Yes, thanks for yet another rant and the usual list of recommended reading links. I don't think I disputed that disruptive technologies threaten successful companies, but maybe you already wanted to tell us this anyway and were looking to get it off your chest at the first opportunity.
I also like the way you redefine management incompetence and failure to execute to be effective management in a politicised culture so that burying projects under layers of time-wasting is actually seen as an effective way of focusing the company on its priorities. (Never mind that such projects, run correctly, should actually have been the top priority for the company.) I'm sure such management practices appealed to various Roman Emperors and to the average despot, but objectively it is an incompetent squandering of an organisation's resources and ability to compete at a level its size would suggest.

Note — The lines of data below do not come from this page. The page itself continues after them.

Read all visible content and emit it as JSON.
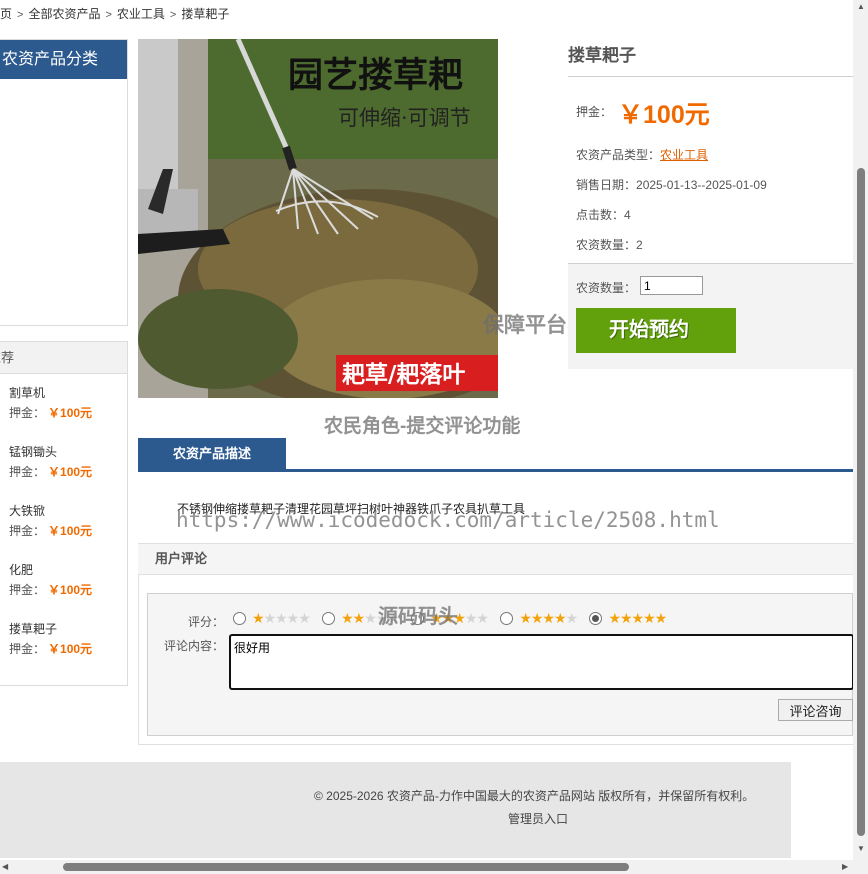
{
  "breadcrumb": {
    "items": [
      "首页",
      "全部农资产品",
      "农业工具",
      "搂草耙子"
    ],
    "separator": ">"
  },
  "sidebar": {
    "category_title": "农资产品分类",
    "recommend_title": "推荐",
    "items": [
      {
        "name": "割草机",
        "price_label": "押金：",
        "price": "￥100元"
      },
      {
        "name": "锰钢锄头",
        "price_label": "押金：",
        "price": "￥100元"
      },
      {
        "name": "大铁锨",
        "price_label": "押金：",
        "price": "￥100元"
      },
      {
        "name": "化肥",
        "price_label": "押金：",
        "price": "￥100元"
      },
      {
        "name": "搂草耙子",
        "price_label": "押金：",
        "price": "￥100元"
      }
    ]
  },
  "product": {
    "image": {
      "title": "园艺搂草耙",
      "subtitle": "可伸缩·可调节",
      "badge": "耙草/耙落叶"
    },
    "title": "搂草耙子",
    "deposit_label": "押金：",
    "deposit_value": "￥100元",
    "type_label": "农资产品类型：",
    "type_value": "农业工具",
    "date_label": "销售日期：",
    "date_value": "2025-01-13--2025-01-09",
    "clicks_label": "点击数：",
    "clicks_value": "4",
    "stock_label": "农资数量：",
    "stock_value": "2",
    "qty_label": "农资数量：",
    "qty_value": "1",
    "reserve_label": "开始预约"
  },
  "watermarks": {
    "platform": "保障平台",
    "role": "农民角色-提交评论功能",
    "url": "https://www.icodedock.com/article/2508.html",
    "brand": "源码码头"
  },
  "tabs": {
    "active": "农资产品描述"
  },
  "description": "不锈钢伸缩搂草耙子清理花园草坪扫树叶神器铁爪子农具扒草工具",
  "comments": {
    "title": "用户评论",
    "rating_label": "评分：",
    "rating_options": [
      1,
      2,
      3,
      4,
      5
    ],
    "selected_rating": 5,
    "content_label": "评论内容：",
    "content_value": "很好用",
    "submit_label": "评论咨询"
  },
  "footer": {
    "copyright": "© 2025-2026 农资产品-力作中国最大的农资产品网站 版权所有，并保留所有权利。",
    "admin_link": "管理员入口"
  }
}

What will be of most interest to historians and business theorists is how a previously successful organisation whose recent success was supposedly founded on its management structure entered a period of decline and inaction. And we're talking about a company that was making stuff like cables and rubber products for most of its history, so you can spare us the lecture about disruption.